• _YOUR INSTRUCTIONS_: Output the listing below verbatim.

• _RECORDS TO PROCESS_:
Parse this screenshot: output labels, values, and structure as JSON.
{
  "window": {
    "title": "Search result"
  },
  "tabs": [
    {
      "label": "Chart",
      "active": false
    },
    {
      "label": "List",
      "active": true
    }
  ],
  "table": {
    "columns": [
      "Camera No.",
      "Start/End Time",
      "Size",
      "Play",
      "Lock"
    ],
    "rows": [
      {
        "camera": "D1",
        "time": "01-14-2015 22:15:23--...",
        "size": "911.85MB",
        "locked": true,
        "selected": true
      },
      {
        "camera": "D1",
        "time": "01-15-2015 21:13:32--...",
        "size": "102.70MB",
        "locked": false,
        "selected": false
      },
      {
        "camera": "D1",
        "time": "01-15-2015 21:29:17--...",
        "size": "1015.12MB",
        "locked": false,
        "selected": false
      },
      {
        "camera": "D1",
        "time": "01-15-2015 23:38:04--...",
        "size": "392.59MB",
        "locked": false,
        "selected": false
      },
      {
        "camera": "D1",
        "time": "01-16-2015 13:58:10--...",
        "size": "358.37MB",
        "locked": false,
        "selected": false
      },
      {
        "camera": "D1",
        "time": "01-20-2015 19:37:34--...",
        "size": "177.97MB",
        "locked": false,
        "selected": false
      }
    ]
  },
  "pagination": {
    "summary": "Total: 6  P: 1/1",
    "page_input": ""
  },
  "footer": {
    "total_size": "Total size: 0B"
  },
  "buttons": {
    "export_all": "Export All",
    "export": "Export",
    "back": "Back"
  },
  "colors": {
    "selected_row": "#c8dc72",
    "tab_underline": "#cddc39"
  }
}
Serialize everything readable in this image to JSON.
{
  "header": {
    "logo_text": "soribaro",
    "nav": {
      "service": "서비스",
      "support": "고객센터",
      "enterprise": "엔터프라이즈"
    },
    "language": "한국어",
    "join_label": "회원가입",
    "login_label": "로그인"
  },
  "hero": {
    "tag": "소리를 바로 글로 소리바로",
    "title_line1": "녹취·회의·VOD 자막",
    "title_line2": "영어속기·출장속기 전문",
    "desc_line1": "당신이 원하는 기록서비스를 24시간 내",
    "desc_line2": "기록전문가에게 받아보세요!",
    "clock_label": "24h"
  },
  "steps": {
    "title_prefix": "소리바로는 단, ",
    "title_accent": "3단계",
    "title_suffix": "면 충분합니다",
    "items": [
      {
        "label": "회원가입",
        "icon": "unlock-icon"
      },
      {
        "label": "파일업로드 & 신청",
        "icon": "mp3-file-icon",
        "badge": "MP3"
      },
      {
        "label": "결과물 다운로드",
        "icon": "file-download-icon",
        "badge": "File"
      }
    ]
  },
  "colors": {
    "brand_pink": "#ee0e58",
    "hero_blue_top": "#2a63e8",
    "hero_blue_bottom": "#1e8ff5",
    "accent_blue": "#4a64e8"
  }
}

• _REPLY_:
Parse this screenshot: output labels, values, and structure as JSON.
{
  "window": {
    "title": "Search result"
  },
  "tabs": [
    {
      "label": "Chart",
      "active": false
    },
    {
      "label": "List",
      "active": true
    }
  ],
  "table": {
    "columns": [
      "Camera No.",
      "Start/End Time",
      "Size",
      "Play",
      "Lock"
    ],
    "rows": [
      {
        "camera": "D1",
        "time": "01-14-2015 22:15:23--...",
        "size": "911.85MB",
        "locked": true,
        "selected": true
      },
      {
        "camera": "D1",
        "time": "01-15-2015 21:13:32--...",
        "size": "102.70MB",
        "locked": false,
        "selected": false
      },
      {
        "camera": "D1",
        "time": "01-15-2015 21:29:17--...",
        "size": "1015.12MB",
        "locked": false,
        "selected": false
      },
      {
        "camera": "D1",
        "time": "01-15-2015 23:38:04--...",
        "size": "392.59MB",
        "locked": false,
        "selected": false
      },
      {
        "camera": "D1",
        "time": "01-16-2015 13:58:10--...",
        "size": "358.37MB",
        "locked": false,
        "selected": false
      },
      {
        "camera": "D1",
        "time": "01-20-2015 19:37:34--...",
        "size": "177.97MB",
        "locked": false,
        "selected": false
      }
    ]
  },
  "pagination": {
    "summary": "Total: 6  P: 1/1",
    "page_input": ""
  },
  "footer": {
    "total_size": "Total size: 0B"
  },
  "buttons": {
    "export_all": "Export All",
    "export": "Export",
    "back": "Back"
  },
  "colors": {
    "selected_row": "#c8dc72",
    "tab_underline": "#cddc39"
  }
}
Serialize everything readable in this image to JSON.
{
  "header": {
    "logo_text": "soribaro",
    "nav": {
      "service": "서비스",
      "support": "고객센터",
      "enterprise": "엔터프라이즈"
    },
    "language": "한국어",
    "join_label": "회원가입",
    "login_label": "로그인"
  },
  "hero": {
    "tag": "소리를 바로 글로 소리바로",
    "title_line1": "녹취·회의·VOD 자막",
    "title_line2": "영어속기·출장속기 전문",
    "desc_line1": "당신이 원하는 기록서비스를 24시간 내",
    "desc_line2": "기록전문가에게 받아보세요!",
    "clock_label": "24h"
  },
  "steps": {
    "title_prefix": "소리바로는 단, ",
    "title_accent": "3단계",
    "title_suffix": "면 충분합니다",
    "items": [
      {
        "label": "회원가입",
        "icon": "unlock-icon"
      },
      {
        "label": "파일업로드 & 신청",
        "icon": "mp3-file-icon",
        "badge": "MP3"
      },
      {
        "label": "결과물 다운로드",
        "icon": "file-download-icon",
        "badge": "File"
      }
    ]
  },
  "colors": {
    "brand_pink": "#ee0e58",
    "hero_blue_top": "#2a63e8",
    "hero_blue_bottom": "#1e8ff5",
    "accent_blue": "#4a64e8"
  }
}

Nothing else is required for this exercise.